MODERN VERSIONS OF DICK AND JANE

Books Choose Malawi Over the Recycling Bins

Thorntown, Indiana … From the 1930s to the 1960s Dick and Jane were the main fictitious characters used in basic readers to teach children to read in the United States. The names Dick and Jane grew to represent learning in the classroom. While not featured in a series of school book illustrations, two Indiana couples are playing the part of a modern-day Dick and Jane in order to teach Malawi children how to read. Not the text, as in the case of Dick and Jane, but they are focused on the textbooks themselves. They are Theresa and Marvin Hayden, and Doug and Sheila McDonald, both from near Thorntown, Indiana. Here is how they, and the staff from two schools, are helping children to learn to read.

 

Although Theresa has retired from the Indianapolis school system, she has a daughter-in-law, Abby Hayden, who is the Vice-Assistant Principal at the elementary school in Thorntown, Indiana. The school made a large donation of books last year, avoiding their demise in the recycling bins, so the idea of sending books to Malawi was not new. Theresa called on Abby to help, and Abby talked with Pam Taylor the principal. Together they rallied the staff at the school. Doug and Sheila arrived with a large trailer, and with the help of custodians, staff, and grandchildren, the trailer was quickly loaded. Language arts books for grades 1 to 6 will now help Malawi children rather than ending their careers in the recycling bin.

 

The first stop was the Thorntown Elementary School. Next, they moved to the Granville Wells School and repeated the process.
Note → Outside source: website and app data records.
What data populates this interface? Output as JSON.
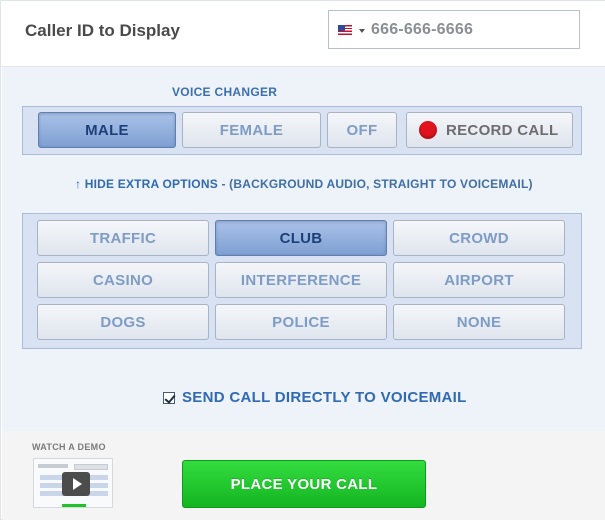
{
  "caller_id": {
    "label": "Caller ID to Display",
    "country_flag_icon": "us-flag-icon",
    "phone_value": "666-666-6666"
  },
  "voice_changer": {
    "title": "VOICE CHANGER",
    "options": [
      {
        "label": "MALE",
        "selected": true
      },
      {
        "label": "FEMALE",
        "selected": false
      },
      {
        "label": "OFF",
        "selected": false
      }
    ],
    "record_label": "RECORD CALL",
    "record_color": "#e0141e"
  },
  "extra_options": {
    "toggle_label": "↑ HIDE EXTRA OPTIONS",
    "note": " - (BACKGROUND AUDIO, STRAIGHT TO VOICEMAIL)"
  },
  "background_audio": {
    "options": [
      {
        "label": "TRAFFIC",
        "selected": false
      },
      {
        "label": "CLUB",
        "selected": true
      },
      {
        "label": "CROWD",
        "selected": false
      },
      {
        "label": "CASINO",
        "selected": false
      },
      {
        "label": "INTERFERENCE",
        "selected": false
      },
      {
        "label": "AIRPORT",
        "selected": false
      },
      {
        "label": "DOGS",
        "selected": false
      },
      {
        "label": "POLICE",
        "selected": false
      },
      {
        "label": "NONE",
        "selected": false
      }
    ]
  },
  "voicemail": {
    "label": "SEND CALL DIRECTLY TO VOICEMAIL",
    "checked": true
  },
  "demo": {
    "label": "WATCH A DEMO"
  },
  "place_call": {
    "label": "PLACE YOUR CALL",
    "color": "#1fc52b"
  },
  "colors": {
    "accent_blue": "#2f6ab2",
    "panel_bg": "#eef2f9",
    "selected_button": "#8fadd9"
  }
}
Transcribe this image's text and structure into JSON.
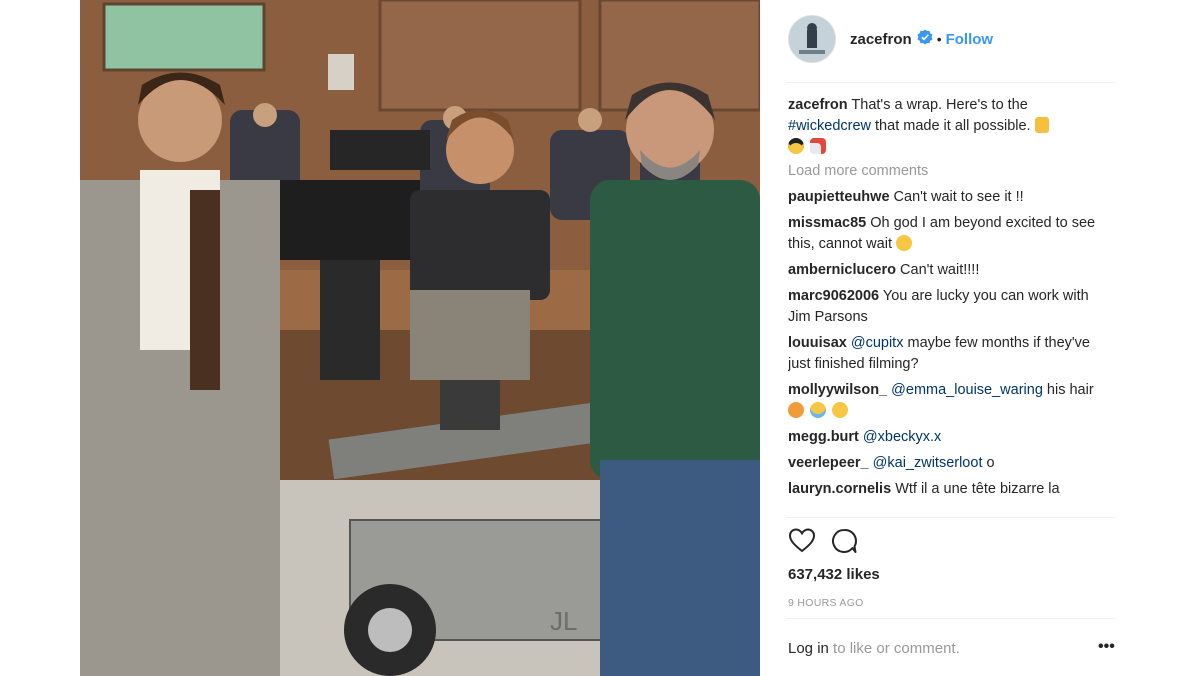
{
  "post": {
    "username": "zacefron",
    "dot": "•",
    "follow_label": "Follow",
    "caption_user": "zacefron",
    "caption_text": "That's a wrap. Here's to the",
    "caption_hashtag": "#wickedcrew",
    "caption_rest": "that made it all possible.",
    "load_more": "Load more comments",
    "comments": [
      {
        "user": "paupietteuhwe",
        "text": "Can't wait to see it !!"
      },
      {
        "user": "missmac85",
        "text": "Oh god I am beyond excited to see this, cannot wait"
      },
      {
        "user": "amberniclucero",
        "text": "Can't wait!!!!"
      },
      {
        "user": "marc9062006",
        "text": "You are lucky you can work with Jim Parsons"
      },
      {
        "user": "louuisax",
        "mention": "@cupitx",
        "text": "maybe few months if they've just finished filming?"
      },
      {
        "user": "mollyywilson_",
        "mention": "@emma_louise_waring",
        "text": "his hair"
      },
      {
        "user": "megg.burt",
        "mention": "@xbeckyx.x",
        "text": ""
      },
      {
        "user": "veerlepeer_",
        "mention": "@kai_zwitserloot",
        "text": "o"
      },
      {
        "user": "lauryn.cornelis",
        "text": "Wtf il a une tête bizarre la"
      }
    ],
    "likes": "637,432 likes",
    "time": "9 HOURS AGO",
    "login_link": "Log in",
    "login_text": "to like or comment.",
    "more_label": "•••",
    "photo_sign": "JL"
  },
  "icons": {
    "verified": "verified-badge-icon",
    "like": "heart-icon",
    "comment": "comment-bubble-icon",
    "emoji_pray": "praying-hands-emoji",
    "emoji_cool": "sunglasses-emoji",
    "emoji_rocket": "rocket-emoji"
  },
  "colors": {
    "link_blue": "#3897f0",
    "tag_blue": "#003569",
    "muted": "#999999",
    "text": "#262626"
  }
}
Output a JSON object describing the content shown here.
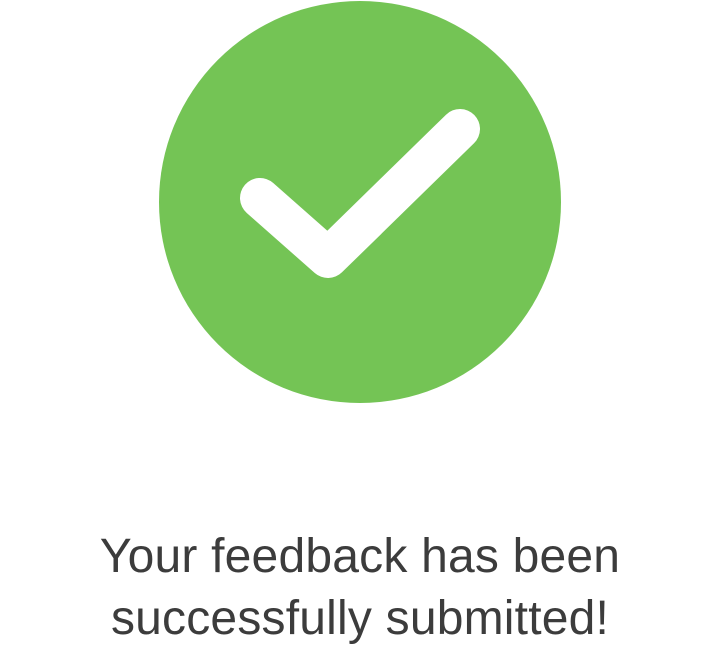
{
  "success": {
    "icon": "check-circle-icon",
    "circle_color": "#74c455",
    "check_color": "#ffffff"
  },
  "message": {
    "line1": "Your feedback has been",
    "line2": "successfully submitted!",
    "text_color": "#3c3c3c"
  }
}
At the end of the day, two trailer loads of books reached the storage warehouse to await shipment to Malawi.

 

Thanks to a group of modern-day Dick and Jane’s, the books will continue to enjoy a long and prosperous life helping children in Central Africa.